• [Problem to solve]:
Figure out how many lines in the records below hold the string "Создать". That number alone is the answer.

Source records
+--
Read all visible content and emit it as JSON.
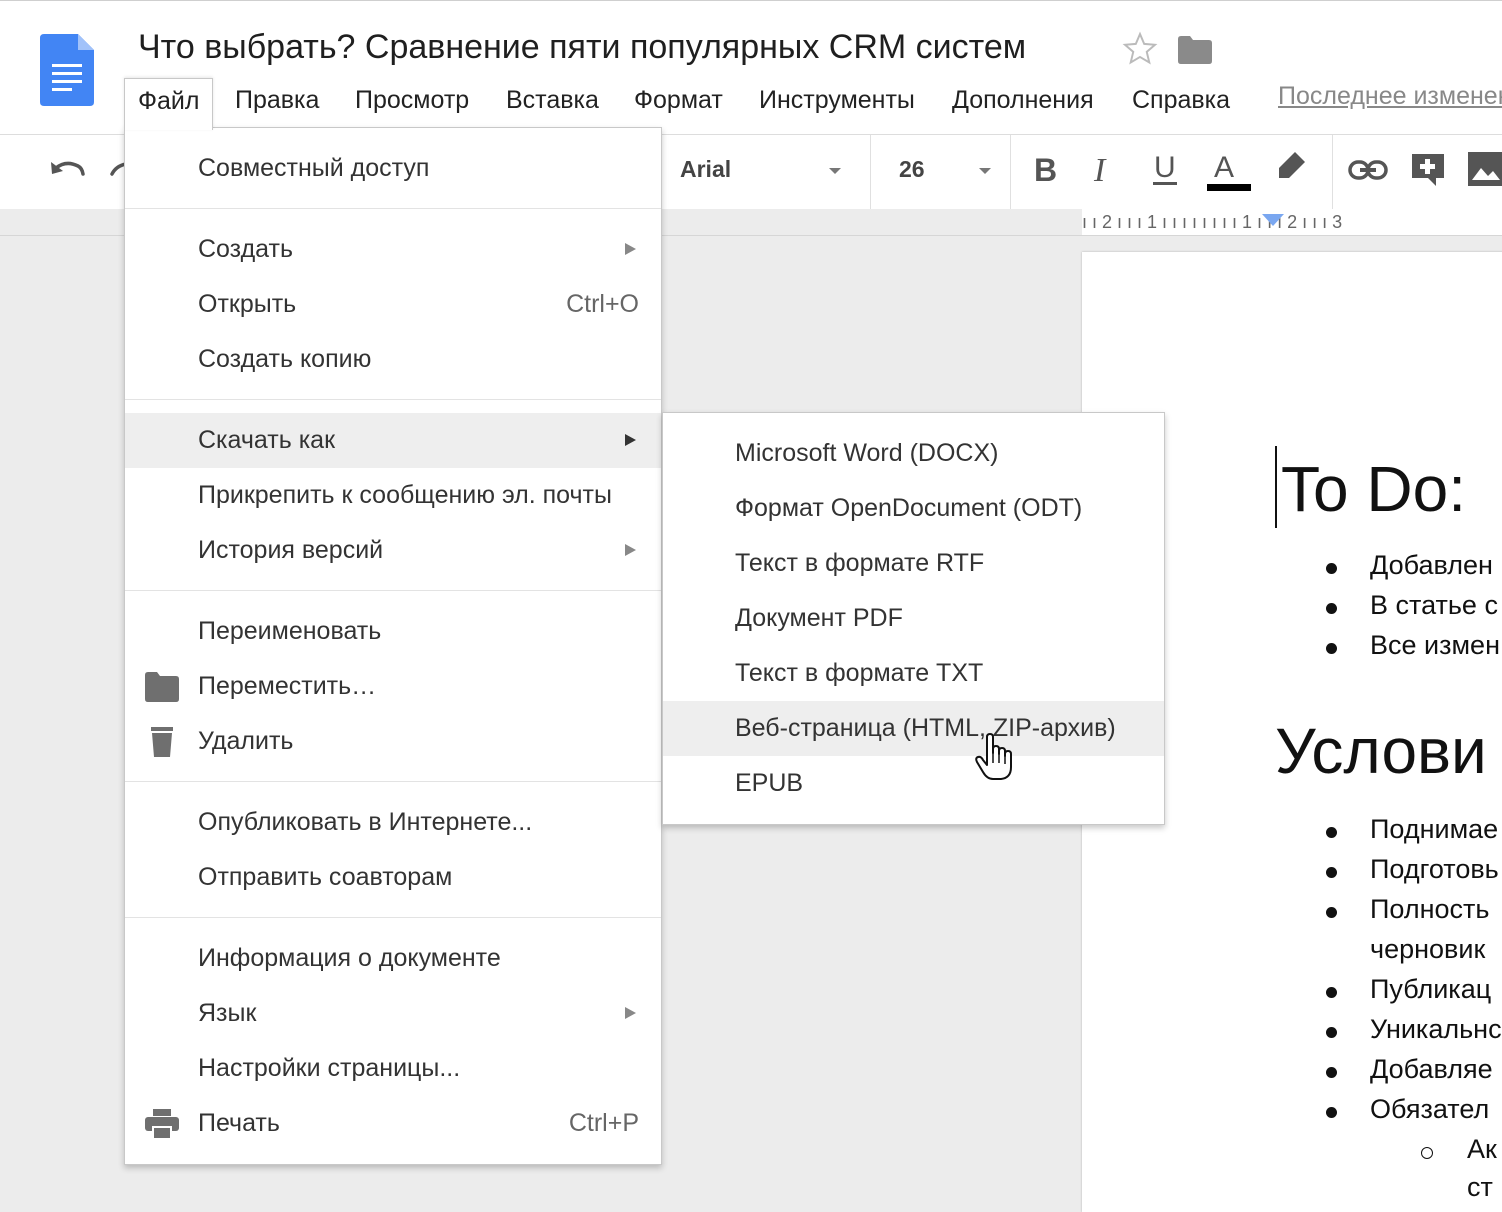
{
  "document": {
    "title": "Что выбрать? Сравнение пяти популярных CRM систем",
    "last_edit": "Последнее изменение"
  },
  "menubar": {
    "items": [
      {
        "label": "Файл"
      },
      {
        "label": "Правка"
      },
      {
        "label": "Просмотр"
      },
      {
        "label": "Вставка"
      },
      {
        "label": "Формат"
      },
      {
        "label": "Инструменты"
      },
      {
        "label": "Дополнения"
      },
      {
        "label": "Справка"
      }
    ]
  },
  "toolbar": {
    "font": "Arial",
    "font_size": "26",
    "text_color": "#000000",
    "icons": [
      "undo-icon",
      "redo-icon",
      "bold-icon",
      "italic-icon",
      "underline-icon",
      "text-color-icon",
      "highlight-icon",
      "link-icon",
      "comment-icon",
      "image-icon"
    ]
  },
  "ruler": {
    "text": "ı ı 2 ı ı ı 1 ı ı ı ı ı ı ı ı 1 ı ı ı 2 ı ı ı 3"
  },
  "file_menu": {
    "share": "Совместный доступ",
    "new": "Создать",
    "open": "Открыть",
    "open_shortcut": "Ctrl+O",
    "make_copy": "Создать копию",
    "download_as": "Скачать как",
    "email_attach": "Прикрепить к сообщению эл. почты",
    "version_history": "История версий",
    "rename": "Переименовать",
    "move": "Переместить…",
    "delete": "Удалить",
    "publish": "Опубликовать в Интернете...",
    "email_collaborators": "Отправить соавторам",
    "doc_details": "Информация о документе",
    "language": "Язык",
    "page_setup": "Настройки страницы...",
    "print": "Печать",
    "print_shortcut": "Ctrl+P"
  },
  "download_submenu": {
    "items": [
      {
        "label": "Microsoft Word (DOCX)"
      },
      {
        "label": "Формат OpenDocument (ODT)"
      },
      {
        "label": "Текст в формате RTF"
      },
      {
        "label": "Документ PDF"
      },
      {
        "label": "Текст в формате TXT"
      },
      {
        "label": "Веб-страница (HTML, ZIP-архив)"
      },
      {
        "label": "EPUB"
      }
    ],
    "highlighted": "Веб-страница (HTML, ZIP-архив)"
  },
  "page_content": {
    "heading1": "To Do:",
    "bullets1": [
      "Добавлен",
      "В статье с",
      "Все измен"
    ],
    "heading2": "Услови",
    "bullets2": [
      "Поднимае",
      "Подготовь",
      "Полность",
      "черновик",
      "Публикац",
      "Уникальнс",
      "Добавляе",
      "Обязател"
    ],
    "sub_bullet": "Ак",
    "sub_bullet_cont": "ст"
  },
  "colors": {
    "doc_icon_blue": "#4285f4",
    "ruler_marker": "#7aa7f0",
    "menu_highlight": "#eeeeee"
  }
}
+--
• [Result of the task]:
2